### What is needed
Check every line of the entries below for "JSON", and copy the lines that have it.

───── Supplied material ─────

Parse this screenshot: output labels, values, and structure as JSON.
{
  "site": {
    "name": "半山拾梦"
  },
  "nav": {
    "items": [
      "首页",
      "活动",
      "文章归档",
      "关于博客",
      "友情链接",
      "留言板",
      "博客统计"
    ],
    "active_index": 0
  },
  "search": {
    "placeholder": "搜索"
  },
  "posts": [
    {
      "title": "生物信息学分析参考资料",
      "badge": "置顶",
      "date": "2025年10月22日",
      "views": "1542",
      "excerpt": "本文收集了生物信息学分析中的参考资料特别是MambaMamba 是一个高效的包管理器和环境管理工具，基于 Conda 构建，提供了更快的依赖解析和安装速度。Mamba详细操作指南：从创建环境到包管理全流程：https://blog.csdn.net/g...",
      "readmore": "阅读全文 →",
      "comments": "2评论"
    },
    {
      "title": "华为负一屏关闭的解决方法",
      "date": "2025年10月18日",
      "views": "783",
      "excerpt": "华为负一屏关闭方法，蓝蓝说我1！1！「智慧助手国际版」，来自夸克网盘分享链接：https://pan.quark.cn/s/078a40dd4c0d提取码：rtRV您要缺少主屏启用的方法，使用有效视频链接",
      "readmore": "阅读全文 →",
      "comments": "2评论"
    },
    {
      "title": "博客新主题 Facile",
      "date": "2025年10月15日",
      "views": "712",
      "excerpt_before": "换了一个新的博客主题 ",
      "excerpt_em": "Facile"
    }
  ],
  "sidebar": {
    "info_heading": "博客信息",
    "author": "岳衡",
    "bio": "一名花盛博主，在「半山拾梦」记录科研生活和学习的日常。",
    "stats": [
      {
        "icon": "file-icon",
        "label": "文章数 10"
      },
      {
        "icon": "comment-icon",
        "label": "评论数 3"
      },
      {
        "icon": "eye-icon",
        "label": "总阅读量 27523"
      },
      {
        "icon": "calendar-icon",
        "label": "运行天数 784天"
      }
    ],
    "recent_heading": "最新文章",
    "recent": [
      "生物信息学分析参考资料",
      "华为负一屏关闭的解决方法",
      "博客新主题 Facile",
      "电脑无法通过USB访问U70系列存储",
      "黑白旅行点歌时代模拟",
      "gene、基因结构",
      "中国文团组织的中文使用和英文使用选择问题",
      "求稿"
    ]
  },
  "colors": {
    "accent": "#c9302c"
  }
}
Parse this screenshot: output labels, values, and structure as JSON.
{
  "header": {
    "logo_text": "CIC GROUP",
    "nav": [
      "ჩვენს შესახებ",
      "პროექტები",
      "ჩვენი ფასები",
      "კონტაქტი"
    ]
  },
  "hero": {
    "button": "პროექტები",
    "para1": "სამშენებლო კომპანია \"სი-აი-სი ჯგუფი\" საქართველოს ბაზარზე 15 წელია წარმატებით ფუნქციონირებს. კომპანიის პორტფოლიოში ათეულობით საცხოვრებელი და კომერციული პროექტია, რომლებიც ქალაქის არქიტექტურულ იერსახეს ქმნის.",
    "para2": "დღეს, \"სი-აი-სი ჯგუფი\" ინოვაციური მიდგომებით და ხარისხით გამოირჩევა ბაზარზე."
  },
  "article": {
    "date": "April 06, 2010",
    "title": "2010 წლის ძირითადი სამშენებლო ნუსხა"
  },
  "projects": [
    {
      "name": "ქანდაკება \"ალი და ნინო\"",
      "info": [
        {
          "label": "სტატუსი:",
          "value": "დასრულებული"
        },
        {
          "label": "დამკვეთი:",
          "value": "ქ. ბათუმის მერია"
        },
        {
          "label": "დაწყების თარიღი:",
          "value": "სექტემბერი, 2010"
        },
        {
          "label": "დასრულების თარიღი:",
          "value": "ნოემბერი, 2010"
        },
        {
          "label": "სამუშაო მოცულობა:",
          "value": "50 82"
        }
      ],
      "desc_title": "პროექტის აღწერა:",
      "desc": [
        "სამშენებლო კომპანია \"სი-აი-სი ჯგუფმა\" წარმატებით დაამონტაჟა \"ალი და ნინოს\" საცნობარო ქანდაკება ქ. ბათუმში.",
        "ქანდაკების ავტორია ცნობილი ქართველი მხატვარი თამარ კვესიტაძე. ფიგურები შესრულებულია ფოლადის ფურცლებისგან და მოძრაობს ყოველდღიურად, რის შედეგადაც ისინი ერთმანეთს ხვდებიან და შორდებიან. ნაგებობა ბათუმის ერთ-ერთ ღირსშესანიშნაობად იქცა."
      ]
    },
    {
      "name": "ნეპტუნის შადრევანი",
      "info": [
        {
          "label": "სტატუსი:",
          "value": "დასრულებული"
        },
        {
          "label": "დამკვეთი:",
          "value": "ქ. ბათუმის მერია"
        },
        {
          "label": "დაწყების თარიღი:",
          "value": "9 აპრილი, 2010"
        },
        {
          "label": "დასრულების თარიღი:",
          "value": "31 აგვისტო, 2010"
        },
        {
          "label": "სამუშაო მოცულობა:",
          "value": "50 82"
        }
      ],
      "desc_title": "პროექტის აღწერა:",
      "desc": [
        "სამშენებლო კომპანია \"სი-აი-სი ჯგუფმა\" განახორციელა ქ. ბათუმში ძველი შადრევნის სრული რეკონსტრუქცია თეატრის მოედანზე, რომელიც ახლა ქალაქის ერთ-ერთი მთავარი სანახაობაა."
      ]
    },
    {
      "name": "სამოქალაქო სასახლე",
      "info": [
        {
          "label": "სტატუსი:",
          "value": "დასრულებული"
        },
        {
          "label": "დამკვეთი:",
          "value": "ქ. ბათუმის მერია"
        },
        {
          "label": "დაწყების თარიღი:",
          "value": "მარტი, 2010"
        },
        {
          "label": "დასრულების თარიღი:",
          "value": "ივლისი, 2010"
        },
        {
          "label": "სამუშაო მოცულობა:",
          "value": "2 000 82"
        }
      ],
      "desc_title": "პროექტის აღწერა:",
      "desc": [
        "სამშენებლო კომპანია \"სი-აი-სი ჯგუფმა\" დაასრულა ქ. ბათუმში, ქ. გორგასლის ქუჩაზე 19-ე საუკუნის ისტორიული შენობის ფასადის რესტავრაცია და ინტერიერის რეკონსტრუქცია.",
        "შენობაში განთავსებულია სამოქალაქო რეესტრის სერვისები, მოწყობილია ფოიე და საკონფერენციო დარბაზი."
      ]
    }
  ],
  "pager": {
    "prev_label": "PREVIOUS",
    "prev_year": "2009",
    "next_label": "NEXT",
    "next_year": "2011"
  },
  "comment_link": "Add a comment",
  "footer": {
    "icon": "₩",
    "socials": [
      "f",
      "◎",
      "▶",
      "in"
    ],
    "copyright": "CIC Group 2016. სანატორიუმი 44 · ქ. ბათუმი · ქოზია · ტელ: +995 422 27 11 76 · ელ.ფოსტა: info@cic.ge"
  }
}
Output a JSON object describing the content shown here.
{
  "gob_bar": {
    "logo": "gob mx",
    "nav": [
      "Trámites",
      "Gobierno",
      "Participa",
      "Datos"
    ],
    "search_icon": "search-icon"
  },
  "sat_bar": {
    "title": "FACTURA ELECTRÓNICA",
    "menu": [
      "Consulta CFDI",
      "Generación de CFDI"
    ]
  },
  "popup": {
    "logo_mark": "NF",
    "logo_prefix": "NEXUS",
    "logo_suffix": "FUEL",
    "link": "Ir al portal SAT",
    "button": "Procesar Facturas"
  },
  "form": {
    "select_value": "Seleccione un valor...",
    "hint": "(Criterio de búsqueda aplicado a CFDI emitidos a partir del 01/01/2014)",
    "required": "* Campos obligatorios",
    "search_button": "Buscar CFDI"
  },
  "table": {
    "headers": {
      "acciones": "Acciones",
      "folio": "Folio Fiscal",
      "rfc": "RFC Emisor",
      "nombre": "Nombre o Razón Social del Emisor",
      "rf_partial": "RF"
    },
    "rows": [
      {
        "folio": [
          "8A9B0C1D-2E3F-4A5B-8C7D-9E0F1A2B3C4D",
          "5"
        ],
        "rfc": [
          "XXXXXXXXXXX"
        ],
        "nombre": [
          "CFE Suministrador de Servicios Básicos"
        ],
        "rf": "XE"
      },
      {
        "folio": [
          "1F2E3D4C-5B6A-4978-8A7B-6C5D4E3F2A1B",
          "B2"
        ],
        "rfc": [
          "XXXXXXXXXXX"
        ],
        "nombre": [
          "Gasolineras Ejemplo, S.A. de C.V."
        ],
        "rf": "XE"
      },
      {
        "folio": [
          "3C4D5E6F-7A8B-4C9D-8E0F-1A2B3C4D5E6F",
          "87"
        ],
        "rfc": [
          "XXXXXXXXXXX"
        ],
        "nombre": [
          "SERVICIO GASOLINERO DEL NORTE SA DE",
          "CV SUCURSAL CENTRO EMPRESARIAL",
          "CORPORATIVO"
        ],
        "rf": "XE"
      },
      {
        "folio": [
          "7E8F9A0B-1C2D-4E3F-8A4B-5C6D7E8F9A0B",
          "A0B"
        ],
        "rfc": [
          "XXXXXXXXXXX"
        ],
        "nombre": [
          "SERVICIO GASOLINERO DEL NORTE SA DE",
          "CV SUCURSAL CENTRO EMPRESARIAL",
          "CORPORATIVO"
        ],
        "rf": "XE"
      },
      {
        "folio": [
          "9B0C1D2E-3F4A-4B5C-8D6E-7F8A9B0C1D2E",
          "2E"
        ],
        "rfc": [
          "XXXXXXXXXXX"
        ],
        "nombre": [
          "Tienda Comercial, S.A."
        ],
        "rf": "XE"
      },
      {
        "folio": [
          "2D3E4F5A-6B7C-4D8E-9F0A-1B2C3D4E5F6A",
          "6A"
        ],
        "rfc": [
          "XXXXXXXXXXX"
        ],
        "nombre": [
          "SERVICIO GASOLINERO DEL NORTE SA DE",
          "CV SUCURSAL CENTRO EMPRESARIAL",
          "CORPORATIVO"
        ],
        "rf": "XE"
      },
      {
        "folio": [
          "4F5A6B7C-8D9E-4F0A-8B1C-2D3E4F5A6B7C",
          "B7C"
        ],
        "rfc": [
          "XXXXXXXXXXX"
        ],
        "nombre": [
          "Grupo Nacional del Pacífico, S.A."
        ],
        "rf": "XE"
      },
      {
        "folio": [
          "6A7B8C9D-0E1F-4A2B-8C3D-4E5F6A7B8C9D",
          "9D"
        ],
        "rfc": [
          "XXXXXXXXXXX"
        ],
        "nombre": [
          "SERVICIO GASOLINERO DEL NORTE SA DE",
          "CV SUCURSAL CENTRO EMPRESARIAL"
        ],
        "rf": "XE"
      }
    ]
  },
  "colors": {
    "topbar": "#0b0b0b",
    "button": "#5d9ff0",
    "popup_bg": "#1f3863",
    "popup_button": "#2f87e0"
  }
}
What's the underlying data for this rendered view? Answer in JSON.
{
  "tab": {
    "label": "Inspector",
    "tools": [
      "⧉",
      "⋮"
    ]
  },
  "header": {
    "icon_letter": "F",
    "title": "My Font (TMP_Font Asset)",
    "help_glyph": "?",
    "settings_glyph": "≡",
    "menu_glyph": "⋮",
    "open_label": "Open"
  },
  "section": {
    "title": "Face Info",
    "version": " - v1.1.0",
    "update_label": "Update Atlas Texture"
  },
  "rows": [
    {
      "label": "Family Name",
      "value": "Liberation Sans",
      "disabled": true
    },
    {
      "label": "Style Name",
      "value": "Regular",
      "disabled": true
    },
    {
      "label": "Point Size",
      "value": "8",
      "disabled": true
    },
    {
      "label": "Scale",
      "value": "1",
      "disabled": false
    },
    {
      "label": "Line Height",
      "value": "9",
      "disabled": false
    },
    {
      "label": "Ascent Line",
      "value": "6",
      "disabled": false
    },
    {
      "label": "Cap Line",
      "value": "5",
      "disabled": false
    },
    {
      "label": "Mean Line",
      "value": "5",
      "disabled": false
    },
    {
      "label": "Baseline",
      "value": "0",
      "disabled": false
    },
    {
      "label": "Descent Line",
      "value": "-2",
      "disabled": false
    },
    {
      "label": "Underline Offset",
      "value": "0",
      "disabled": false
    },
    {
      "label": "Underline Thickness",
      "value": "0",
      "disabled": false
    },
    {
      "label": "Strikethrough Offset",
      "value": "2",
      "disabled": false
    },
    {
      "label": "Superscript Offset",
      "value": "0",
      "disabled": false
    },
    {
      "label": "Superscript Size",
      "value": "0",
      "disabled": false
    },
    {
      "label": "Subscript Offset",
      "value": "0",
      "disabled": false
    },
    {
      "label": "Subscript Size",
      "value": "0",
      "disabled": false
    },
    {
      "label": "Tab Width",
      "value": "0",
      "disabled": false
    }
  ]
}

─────

### Task response
Parse this screenshot: output labels, values, and structure as JSON.
Parse this screenshot: output labels, values, and structure as JSON.
Output a JSON object describing the content shown here.
What's the underlying data for this rendered view? Answer in JSON.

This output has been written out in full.